This software will make it easy to create trackable referral links. Every employee will have a unique link assigned to them. And at the click of a button, an employee can share their link with potential customers or potential hires. The link will then direct the leads to a landing page where they can apply or purchase. Once the link registers that a referral is successful, it instantly credits the referral to the responsible employee. The best part? Software pays out the referral bonus on time and with zero hiccups.

Referral Rock referral software works well with all types of employee referral bonus programs. Whether you want to reward employees for referring potential hires or potential customers, we can help you run a program that perfectly fits your needs. Plus, with our expert services, a dedicated onboarding specialist is there to assist you at every step of the way. 

What else to keep in mind when awarding referral bonuses?

Once you’ve decided on your employee referral bonus and launched your program, it’s time to let your employees know that the bonus is available. After all, employee referral bonuses won’t be effective if your employees don’t know they’re available. Hold an all-hands meeting to promote the bonus, explain eligibility, and review how to submit referrals with your software. You could even use a lunch or happy hour to announce the program instead. 

Also, be sure to email employees all the details of your bonus program, and post about the bonuses in Slack (or whichever tool you use for employee communication). 

And don’t just promote your referral bonuses once and assume that’s enough!
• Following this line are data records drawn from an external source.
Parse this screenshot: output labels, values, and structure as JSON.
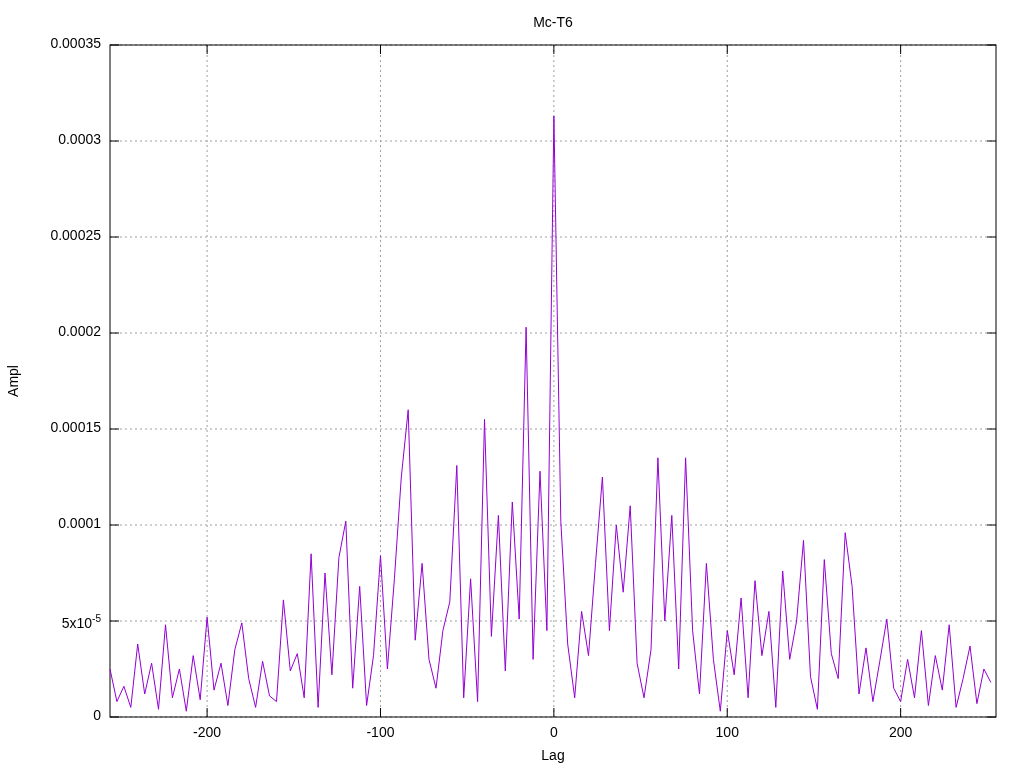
{
  "chart_data": {
    "type": "line",
    "title": "Mc-T6",
    "xlabel": "Lag",
    "ylabel": "Ampl",
    "grid": true,
    "xlim": [
      -256,
      255
    ],
    "ylim": [
      0,
      0.00035
    ],
    "xticks": [
      -200,
      -100,
      0,
      100,
      200
    ],
    "yticks": [
      {
        "value": 0,
        "label": "0"
      },
      {
        "value": 5e-05,
        "label": "5x10$^{-5}$"
      },
      {
        "value": 0.0001,
        "label": "0.0001"
      },
      {
        "value": 0.00015,
        "label": "0.00015"
      },
      {
        "value": 0.0002,
        "label": "0.0002"
      },
      {
        "value": 0.00025,
        "label": "0.00025"
      },
      {
        "value": 0.0003,
        "label": "0.0003"
      },
      {
        "value": 0.00035,
        "label": "0.00035"
      }
    ],
    "x": [
      -256,
      -252,
      -248,
      -244,
      -240,
      -236,
      -232,
      -228,
      -224,
      -220,
      -216,
      -212,
      -208,
      -204,
      -200,
      -196,
      -192,
      -188,
      -184,
      -180,
      -176,
      -172,
      -168,
      -164,
      -160,
      -156,
      -152,
      -148,
      -144,
      -140,
      -136,
      -132,
      -128,
      -124,
      -120,
      -116,
      -112,
      -108,
      -104,
      -100,
      -96,
      -92,
      -88,
      -84,
      -80,
      -76,
      -72,
      -68,
      -64,
      -60,
      -56,
      -52,
      -48,
      -44,
      -40,
      -36,
      -32,
      -28,
      -24,
      -20,
      -16,
      -12,
      -8,
      -4,
      0,
      4,
      8,
      12,
      16,
      20,
      24,
      28,
      32,
      36,
      40,
      44,
      48,
      52,
      56,
      60,
      64,
      68,
      72,
      76,
      80,
      84,
      88,
      92,
      96,
      100,
      104,
      108,
      112,
      116,
      120,
      124,
      128,
      132,
      136,
      140,
      144,
      148,
      152,
      156,
      160,
      164,
      168,
      172,
      176,
      180,
      184,
      188,
      192,
      196,
      200,
      204,
      208,
      212,
      216,
      220,
      224,
      228,
      232,
      236,
      240,
      244,
      248,
      252
    ],
    "series": [
      {
        "color": "#9400d3",
        "values": [
          2.5e-05,
          8e-06,
          1.6e-05,
          5e-06,
          3.8e-05,
          1.2e-05,
          2.8e-05,
          4e-06,
          4.8e-05,
          1e-05,
          2.5e-05,
          3e-06,
          3.2e-05,
          9e-06,
          5.2e-05,
          1.4e-05,
          2.8e-05,
          6e-06,
          3.5e-05,
          4.9e-05,
          2e-05,
          5e-06,
          2.9e-05,
          1.1e-05,
          8e-06,
          6.1e-05,
          2.4e-05,
          3.3e-05,
          1e-05,
          8.5e-05,
          5e-06,
          7.5e-05,
          2.2e-05,
          8.3e-05,
          0.000102,
          1.5e-05,
          6.8e-05,
          6e-06,
          3.2e-05,
          8.4e-05,
          2.5e-05,
          7.2e-05,
          0.000125,
          0.00016,
          4e-05,
          8e-05,
          3e-05,
          1.5e-05,
          4.5e-05,
          6e-05,
          0.000131,
          1e-05,
          7.2e-05,
          8e-06,
          0.000155,
          4.2e-05,
          0.000105,
          2.4e-05,
          0.000112,
          5.1e-05,
          0.000203,
          3e-05,
          0.000128,
          4.5e-05,
          0.000313,
          0.000102,
          3.8e-05,
          1e-05,
          5.5e-05,
          3.2e-05,
          8e-05,
          0.000125,
          4.5e-05,
          0.0001,
          6.5e-05,
          0.00011,
          2.8e-05,
          1e-05,
          3.5e-05,
          0.000135,
          5e-05,
          0.000105,
          2.5e-05,
          0.000135,
          4.5e-05,
          1.2e-05,
          8e-05,
          3e-05,
          3e-06,
          4.5e-05,
          2.2e-05,
          6.2e-05,
          1e-05,
          7.1e-05,
          3.2e-05,
          5.5e-05,
          5e-06,
          7.6e-05,
          3e-05,
          5e-05,
          9.2e-05,
          2.1e-05,
          4e-06,
          8.2e-05,
          3.3e-05,
          2e-05,
          9.6e-05,
          6.8e-05,
          1.2e-05,
          3.6e-05,
          8e-06,
          2.9e-05,
          5.1e-05,
          1.5e-05,
          8e-06,
          3e-05,
          1e-05,
          4.5e-05,
          6e-06,
          3.2e-05,
          1.4e-05,
          4.8e-05,
          5e-06,
          2e-05,
          3.7e-05,
          7e-06,
          2.5e-05,
          1.8e-05
        ]
      }
    ]
  }
}
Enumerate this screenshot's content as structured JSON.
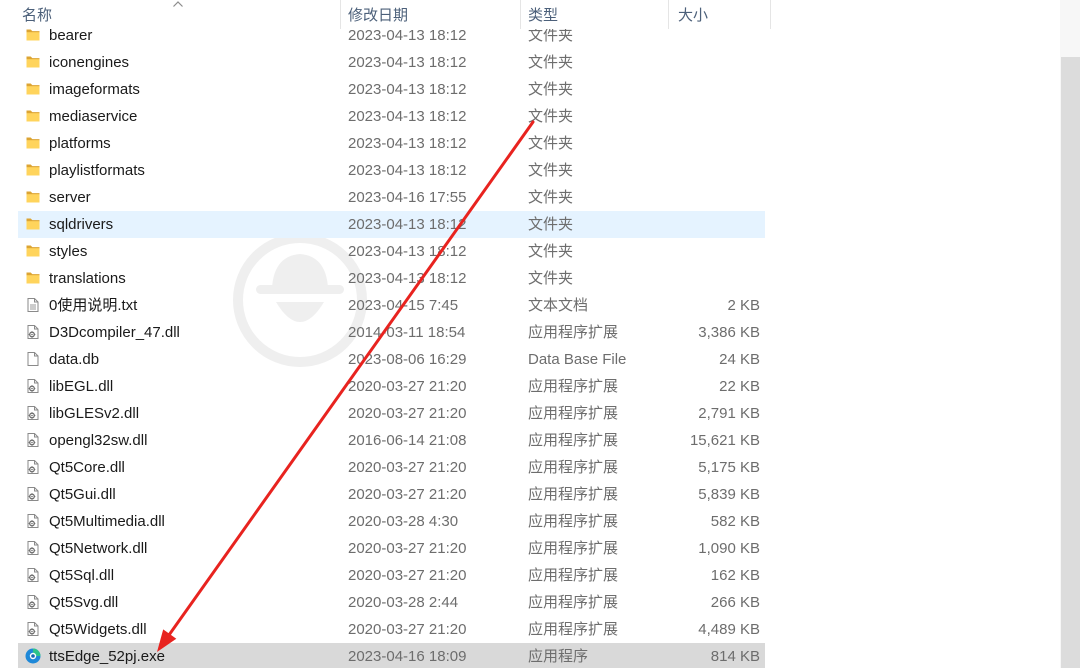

Use your referral software to automate emails and other promotions that keep employees engaged with your program and ready to keep referring for bonuses. This is especially crucial to update employees: if you’ve changed the value of the referral bonus, or increased the bonus value for a harder-to-fill position, let employees know immediately. 

Wrapping up

You’re now equipped to launch a thoughtful, well-rounded employee referral bonus program. Just remember to be clear about what’s involved, and keep close tabs on the program to see if it’s making an impact. Then watch as the referrals roll in and your business grows, thanks to your motivated employees.

To improve your program as you go, be sure to leverage the data you collect with referral software.